Though keep in mind that in a handful of states the buyer is on the hook to pay sales tax if you attempt to use a fraudulent or expired resale certificate. (Not that anyone reading this blog post would try that on purpose!)


5. Nine states (plus Washington, D.C.) will not allow sellers to accept out-of-state resale certificates

In most states, as long as you have a valid resale certificate in one state, you can use that certificate to make purchases tax free for resale. But nine states — Alabama, California, Florida, Hawaii, Illinois, Louisiana, Maryland, Massachusetts, and Washington — along with Washington D.C. do not allow out of state resale certificates.

So in those states, if you want to use a resale certificate, you need to be registered to collect sales tax in that state. There are pros and cons to this.

The pro, of course, is that you can use your resale certificate for tax free inventory purchasing. The con is that you will also be required to collect sales tax from buyers in that state, and file periodic sales tax returns.

It’s up to you as the business owner to decide whether or not the administrative hassle of collecting and filing sales tax is worth being able to buy items for resale tax free.


6. Sellers can choose whether or not to accept your resale certificate

You may have tried to use your perfectly valid, unexpired resale certificate at a store and been denied. This is because retailers are allowed to refuse retail certificates at their discretion.

Target, for example, is notorious for refusing to accept resale certificates from retailers they suspect are doing retail arbitrage. As I mentioned above, retailers are often on the hook if they accept an invalid resale certificate, and some have chosen to avoid the hassle altogether.


7. You can sometimes recover sales tax you paid on items for resale

If you run into a situation where you’re buying items for resale but your resale certificate isn’t accepted, you can sometimes recover that sales tax when filing your sales tax return. This applies in limited situations, however, so check out CPA Ned Lenhart’s post on recovering sales tax paid for some guidance.

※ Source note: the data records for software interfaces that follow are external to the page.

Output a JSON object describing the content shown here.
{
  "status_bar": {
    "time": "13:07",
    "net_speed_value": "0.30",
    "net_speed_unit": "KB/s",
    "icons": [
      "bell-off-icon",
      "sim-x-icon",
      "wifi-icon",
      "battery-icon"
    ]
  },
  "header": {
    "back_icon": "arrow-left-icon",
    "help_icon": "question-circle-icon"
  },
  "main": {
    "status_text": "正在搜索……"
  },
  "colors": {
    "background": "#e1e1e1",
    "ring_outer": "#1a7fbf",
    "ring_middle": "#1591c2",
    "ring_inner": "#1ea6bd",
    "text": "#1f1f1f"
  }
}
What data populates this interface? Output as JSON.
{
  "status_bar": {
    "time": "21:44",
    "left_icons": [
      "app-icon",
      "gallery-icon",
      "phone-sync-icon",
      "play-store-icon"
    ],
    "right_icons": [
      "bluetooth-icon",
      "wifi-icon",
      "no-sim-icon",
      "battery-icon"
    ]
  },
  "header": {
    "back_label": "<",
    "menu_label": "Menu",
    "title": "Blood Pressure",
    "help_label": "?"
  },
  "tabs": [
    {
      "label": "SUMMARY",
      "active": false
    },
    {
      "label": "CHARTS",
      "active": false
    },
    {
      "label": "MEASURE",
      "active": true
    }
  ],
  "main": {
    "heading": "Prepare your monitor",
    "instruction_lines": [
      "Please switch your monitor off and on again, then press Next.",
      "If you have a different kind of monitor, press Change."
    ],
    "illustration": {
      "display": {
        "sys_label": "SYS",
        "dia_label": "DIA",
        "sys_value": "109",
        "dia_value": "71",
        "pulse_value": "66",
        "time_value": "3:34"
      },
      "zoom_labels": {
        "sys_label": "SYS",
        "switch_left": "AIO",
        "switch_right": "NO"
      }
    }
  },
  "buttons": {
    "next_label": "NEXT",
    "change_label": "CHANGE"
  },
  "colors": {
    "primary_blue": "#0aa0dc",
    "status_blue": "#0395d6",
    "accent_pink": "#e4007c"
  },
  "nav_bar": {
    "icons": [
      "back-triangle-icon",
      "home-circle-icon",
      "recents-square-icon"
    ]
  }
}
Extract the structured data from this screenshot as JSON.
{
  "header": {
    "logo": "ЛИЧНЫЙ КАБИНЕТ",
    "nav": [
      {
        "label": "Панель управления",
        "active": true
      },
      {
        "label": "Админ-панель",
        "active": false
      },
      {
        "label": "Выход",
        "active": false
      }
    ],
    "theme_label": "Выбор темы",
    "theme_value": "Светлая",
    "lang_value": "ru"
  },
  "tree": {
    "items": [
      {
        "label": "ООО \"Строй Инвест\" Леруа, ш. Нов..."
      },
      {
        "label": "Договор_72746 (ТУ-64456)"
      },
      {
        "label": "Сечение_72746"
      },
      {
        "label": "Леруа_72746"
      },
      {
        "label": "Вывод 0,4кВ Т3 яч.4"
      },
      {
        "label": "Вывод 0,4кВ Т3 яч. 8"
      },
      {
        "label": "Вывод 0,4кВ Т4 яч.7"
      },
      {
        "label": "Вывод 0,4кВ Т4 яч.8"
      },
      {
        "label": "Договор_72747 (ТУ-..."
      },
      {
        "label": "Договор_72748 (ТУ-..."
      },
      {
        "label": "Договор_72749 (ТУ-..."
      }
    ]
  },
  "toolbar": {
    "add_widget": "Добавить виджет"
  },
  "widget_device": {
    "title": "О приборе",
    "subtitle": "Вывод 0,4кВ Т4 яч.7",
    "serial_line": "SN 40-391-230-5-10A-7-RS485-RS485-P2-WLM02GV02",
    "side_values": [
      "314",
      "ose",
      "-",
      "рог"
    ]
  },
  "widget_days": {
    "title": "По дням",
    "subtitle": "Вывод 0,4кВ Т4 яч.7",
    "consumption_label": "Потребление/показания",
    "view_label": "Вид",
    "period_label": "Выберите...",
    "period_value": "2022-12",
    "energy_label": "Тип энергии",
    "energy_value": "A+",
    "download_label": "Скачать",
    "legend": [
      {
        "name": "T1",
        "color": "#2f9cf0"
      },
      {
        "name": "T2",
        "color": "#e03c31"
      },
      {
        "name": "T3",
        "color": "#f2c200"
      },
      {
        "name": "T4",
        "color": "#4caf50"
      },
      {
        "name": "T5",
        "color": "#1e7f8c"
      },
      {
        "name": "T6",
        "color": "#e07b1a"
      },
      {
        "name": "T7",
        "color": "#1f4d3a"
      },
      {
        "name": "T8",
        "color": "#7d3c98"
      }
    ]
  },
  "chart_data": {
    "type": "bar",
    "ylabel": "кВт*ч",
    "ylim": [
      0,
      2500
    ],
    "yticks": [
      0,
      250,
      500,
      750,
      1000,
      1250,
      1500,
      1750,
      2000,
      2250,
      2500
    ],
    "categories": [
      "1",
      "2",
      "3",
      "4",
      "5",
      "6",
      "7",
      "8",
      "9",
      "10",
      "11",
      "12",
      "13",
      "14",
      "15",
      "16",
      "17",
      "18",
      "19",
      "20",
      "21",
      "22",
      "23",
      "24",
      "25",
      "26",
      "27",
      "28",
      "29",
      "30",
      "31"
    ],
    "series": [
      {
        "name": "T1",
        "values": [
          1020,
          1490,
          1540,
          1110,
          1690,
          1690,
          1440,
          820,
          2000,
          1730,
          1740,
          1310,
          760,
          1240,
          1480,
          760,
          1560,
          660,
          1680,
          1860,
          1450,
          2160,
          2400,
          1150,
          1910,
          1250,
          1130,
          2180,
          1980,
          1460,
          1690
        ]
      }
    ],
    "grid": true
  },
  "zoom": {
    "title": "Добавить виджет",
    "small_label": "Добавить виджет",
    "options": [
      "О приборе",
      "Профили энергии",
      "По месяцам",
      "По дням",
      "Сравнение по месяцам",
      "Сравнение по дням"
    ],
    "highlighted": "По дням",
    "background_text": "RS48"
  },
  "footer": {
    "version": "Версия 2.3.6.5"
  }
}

Mark Faggiano is the founder and CEO of TaxJar, a service that makes sales tax reporting and filing simple for more than 5,000 online sellers. Try a 30-day-free trial of TaxJar today and eliminate sales tax compliance headaches from your life!